Patient Information

Bones and joints leaflets

Hand Therapy Department
Ipswich Hospital
01473 703 312

MCP joint replacement advice for osteoarthritis

You have had surgery to replace one or more of your knuckle (MCP) joints. This will help to reduce your symptoms of pain and swelling, and improve the position of the fingers. Most patients find that their new joints do not allow as much movement as before surgery, but this should not affect your function.

Immediately post-surgery 

After the surgery, your hand and wrist will be in a theatre dressing, with plaster inside, for approximately one week.

You must keep your hand elevated to prevent swelling and stiffness. Please remember that for the first few days you should not walk with your hand dangling by your side, or sit with your hand held in your lap, as this will increase the swelling.

If you experience any excessive pain, swelling or tenderness around the wound it may indicate an infection. In this case, you should seek advice from your consultant.

One week post-surgery

Hand therapy plays an important part in your recovery and you will be required to attend hand therapy sessions regularly for the first six weeks.

At least one splint will be made for you between one and two weeks after the operation and you will need to wear this for around eight weeks post-surgery.

The hand therapist will teach you exercises aimed at regaining flexibility and strength in your hand. You will need to perform these exercises in the splint at home, four times per day in the first few weeks, reducing the frequency over a three-month period:

  • Bend your fingers down at your big knuckles only (keep the fingers straight).
  • Keeping the big knuckles straight, bend the small joints of your fingers.
  • Slide your thumb across your palm towards the bottom of your little finger.

Two weeks post-surgery

It is important to start to massage your scar in firm circular movements with a low-allergy moisturising cream. This will help to soften the scar tissue, improve its appearance and help to prevent any adhesions under the skin.

Three weeks post-surgery

Your splint may need adjusting and your exercises/ scar massage may be checked.

Six weeks post-surgery

Six weeks after your operation, you may begin to use the hand for light function such as washing, dressing and picking up coins. You will need to continue wearing the splint overnight for a further two weeks.

8 to 12 weeks post-surgery

You will be encouraged to gradually increase the use of your hand.

You will be advised when it is safe for you to stop using the splint, safe to return to driving and when it is appropriate for you to return to work.

Pain relief

Taking regular pain relief medication can help reduce your pain, improve your sleep and enable you to complete your exercises more effectively.

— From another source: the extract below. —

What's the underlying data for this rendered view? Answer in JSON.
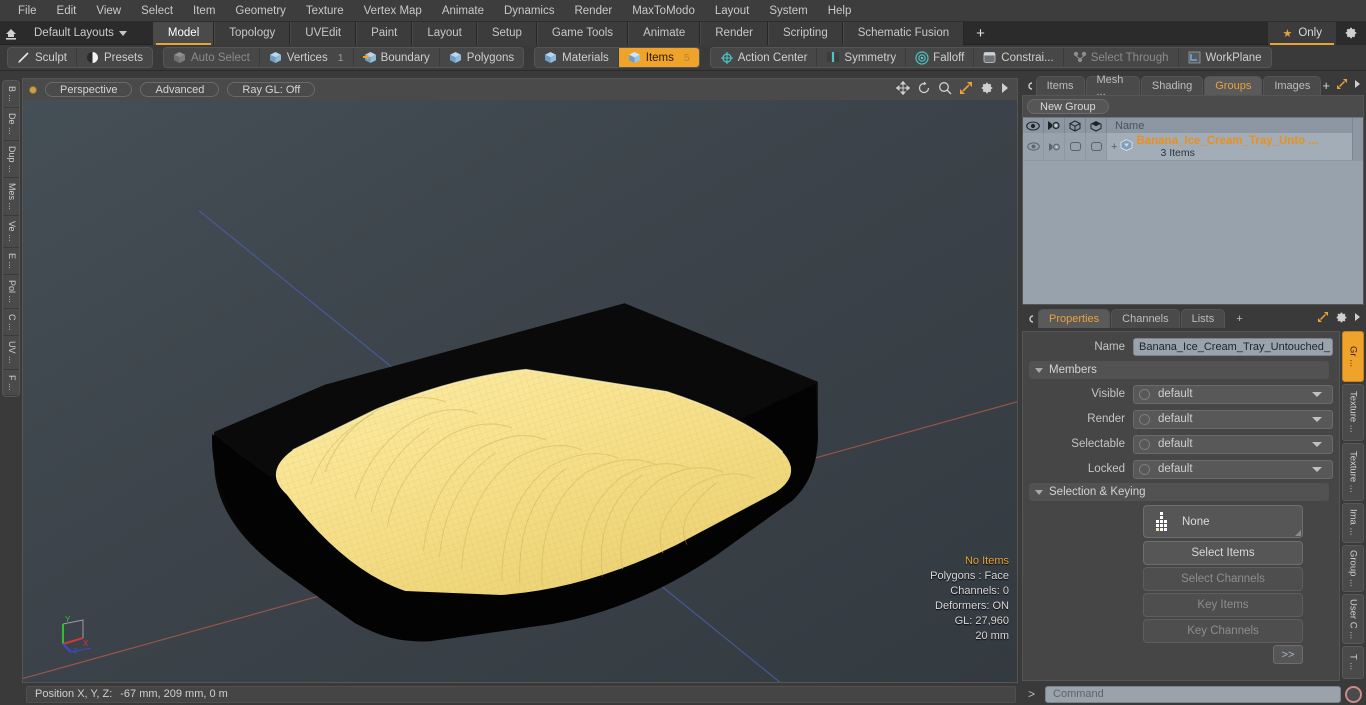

Please make sure you follow the instructions on the packet.

General advice

There are several lifestyle factors that can impact your general wellbeing and your body’s ability to heal. These include a healthy balanced diet, regular exercise and getting a good night’s sleep. Stopping smoking, and drinking no more than the recommended limits of alcohol could also improve your overall healing.



If you would like to make a request for a leaflet to be produced in a different format please see our PALS contact page in order to contact the team and make a request. If you require a translation please see our translation information page. ESNEFT are actively attempting to achieve accessibility regulation compliance under the Public Sector Bodies (Websites and Mobile Applications) (No.2) Accessibility Regulations 2018.

© East Suffolk and North Essex NHS Foundation Trust, 2021.
All rights reserved. Not to be reproduced in whole, or in part,
without the permission of the copyright owner.

Back to top